Mucosis Initiates First-in-Human Study of SynGEM, a Needle-Free Nasal Spray RSV Vaccine
Mucosis, a clinical stage biotechnology company using a proprietary technology platform to develop next-generation and needle-free human vaccines for infectious diseases, announces the start of a first-in-human study of its intranasal Respiratory Syncytial Virus (RSV) vaccine candidate, SynGEM, at Imperial College London’s Clinical Research Facility.
The first trial will recruit 48 healthy adults (36 vaccinated, 12 placebo) to assess the safety and immunogenicity of a prime-boost regime of two different intranasal doses of SynGEM, in a randomised, double-blind Phase I study. Phase I is completed at day 180 post prime vaccine administration, with interim data readout expected in the first half of 2017. Phase II, due to start mid-2017, will recruit 108 adults (54 vaccinated, 54 placebo).
SynGEM is based on a unique prefusion version of the F subunit of RSV, shown to raise more potent serum neutralizing antibodies against RSV compared with the postfusion F antigen approach others have used. Delivered via the mucous membranes in the nose, the Mucosis vaccine candidate is also able to recruit antibodies produced in the mucosal linings of the body, with the potential to effectively stop the virus from entering the body via the mucosal pathways, where over 90% of pathogens enter the body. SynGEM is based on Mucosis’ patented Mimopath technology, which uses bacterium-like particles (BLP) derived from food-grade bacteria, to deliver the antigen in a more natural conformation and boost the body’s immune response to the virus.
RSV is a common contagious infection of the lungs and respiratory pathways, eliciting cold-like symptoms in adults. Whilst RSV infection is normally mild in healthy adults, the infection can lead to serious and sometimes fatal diseases such as pneumonia and bronchiolitis, most often in susceptible populations such as the young and elderly. Every year in the US, RSV infections lead to 57,527 hospitalisations of children under 5 year’s old1 and are responsible for up to 200,000 deaths annually worldwide2.

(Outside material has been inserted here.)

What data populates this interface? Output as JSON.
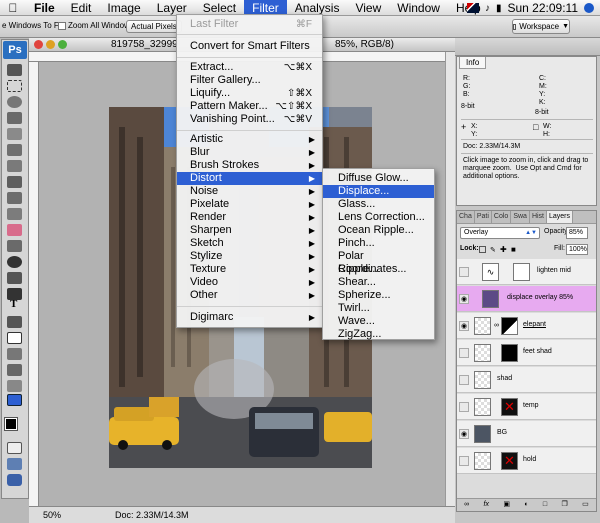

Professor Peter Openshaw, Professor of Experimental Medicine at Imperial College London and Physician in the Department of Respiratory Medicine at Imperial College Healthcare NHS Trust, “We are delighted to work with Mucosis on SynGEM, a needle-free nasal spray vaccine that is designed to raise not only systemic but also mucosal immunity at the site of entry of the virus. We will first test whether the vaccine induces the right sort of immunity in humans, and, if it does, then test whether it will prevent infection in adult volunteers. Previous research has shown that boosting immunity in the nose and lungs may be the best way of increasing defence against RSV, blocking the virus from gaining entry to the body.”
“The start of this first-in-human study marks an important milestone in our progress towards a needle-free vaccine for prevention of RSV, a global health threat for which there is still no vaccine” said Tom Johnston, CEO of Mucosis. “We are pleased to be working with the support of the Wellcome Trust and a world-renowned university for this next step in the program, enabling us to take advantage of leading experts in the RSV field, and dedicated respiratory facilities. This second human trial of our Mimopath platform builds on the successful proof of concept trial in influenza in 2012.”
The Wellcome Trust awarded Mucosis with a €3.44 million (£2.77 million) translational fund earlier in the year to progress SynGEM into phase I and IIa human clinical trials. On completion of the phase I study, a phase IIa study will involve a live viral challenge to assess the efficacy of SynGEM against RSV.
Details of the study can be found at www.rsvstudy.org
- Hall CB, Weinberg GA, Iwane MK, Blumkin AK, Edwards KM, et al. The burden of respiratory syncytial virus infection in young children. New Engl J Med. 2009;360(6):588-98.
- Nair H., Nokes D., Gessner B., Dherani M., Madhi S., Singleton R., et al. (2010) Global burden of acute lower respiratory infections due to respiratory syncytial virus in young children: a systematic review and meta-analysis. Lancet 375: 1173–1181